Turtles have a prominent scute.
A scute is a shield-shaped bony plate or scale found on the skin of some reptiles, birds, and mammals. Although similar in appearance to scales, scales have different origins and properties. Some scientists speculate that the structures may provide clues to the early evolution of feathers, as many dinosaurs, widely considered to be relatives of birds, also had shields.
Crocodiles have shields.
Reptiles with prominent shields include crocodiles, crocodiles, and turtles. Scutes in crocodiles and crocodiles are the bony, striated plates that make up the animal’s tough skin, protecting it from predators and possibly helping it regulate its temperature. These scales have a bony base and are known as osteoderms.
In tortoises and tortoises, the entire carapace, or upper shell, is a structure of fused scales. The plates that run through the center of the shell along the column are called center plates. The next rows of plates on each side of the column are called costal plates and the outer plates are known as marginal plates. The plastron or underside of the turtle’s shell is also made of scales.
Scutes are the bony ridges that make crocodile skin so tough.
Each scute forms in a lower layer of skin, the dermis, under the epidermis. It may contain bone at its base, in which case it is known as osteoderm. The rest of the scute consists of a fibrous protein, also found in horns, known as keratin. Unlike snakes and lizards that shed the entire outer layer of their skin, animals with these structures shed only the outer layer of keratin. Scales are distinguished from scales in that they develop in the epidermis rather than the dermis.
Birds and mammals, like reptiles, can have shields. In birds, they are dermal structures of the feet. Mammals like armadillos and pangolins have plate-shaped osteoderms that form an armor layer. As in crocodilians, scales in mammals have a protective function.
Researchers investigating the ancestry of birds have used shields as a possible clue to finding the origin of feathers. It has been theorized that feathers evolved from reptilian scales, but tests have revealed that feathers and scales are genetically and chemically different. Scutes, on the other hand, may be genetically more closely linked to feathers. It’s even possible that scutes evolved from feathers rather than vice versa.

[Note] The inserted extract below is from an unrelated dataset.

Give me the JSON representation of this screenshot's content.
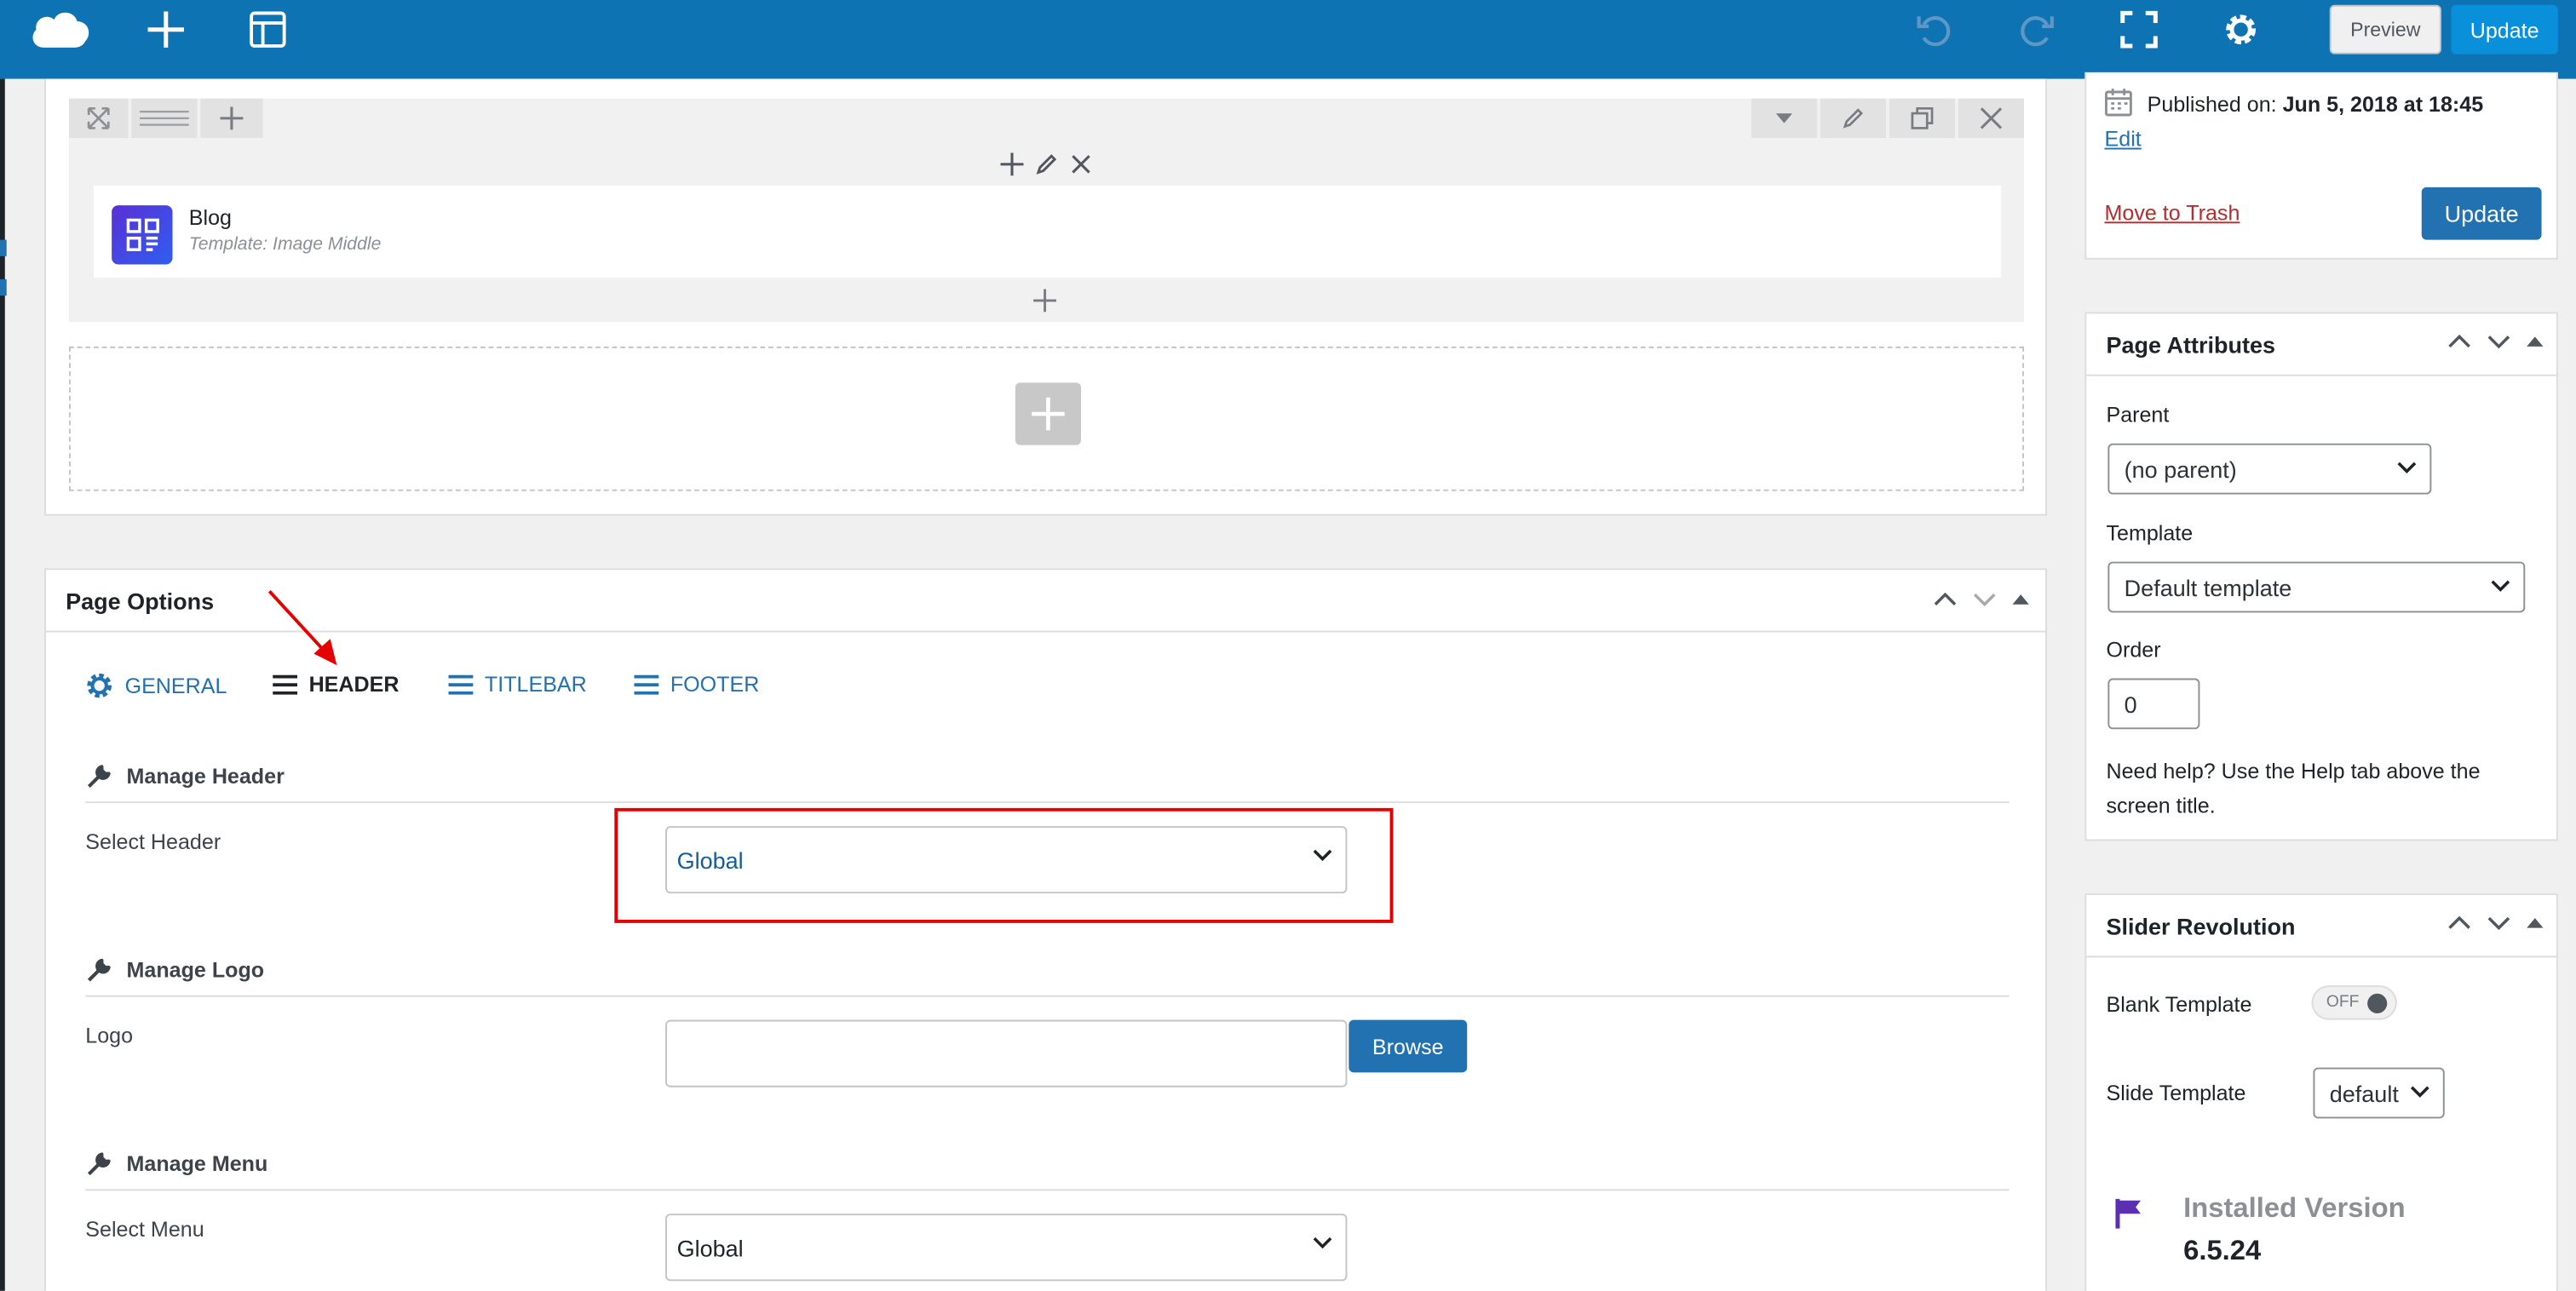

Fossil discoveries indicated that many dinosaurs likely had feathers, and that the feathers themselves may be a more primitive feature than previously thought. If that’s true, it’s possible that birds and dinosaurs evolved from a feathered common ancestor. Some scientists speculate that the scute may have developed from a feather structure in an ancestral organism of this type.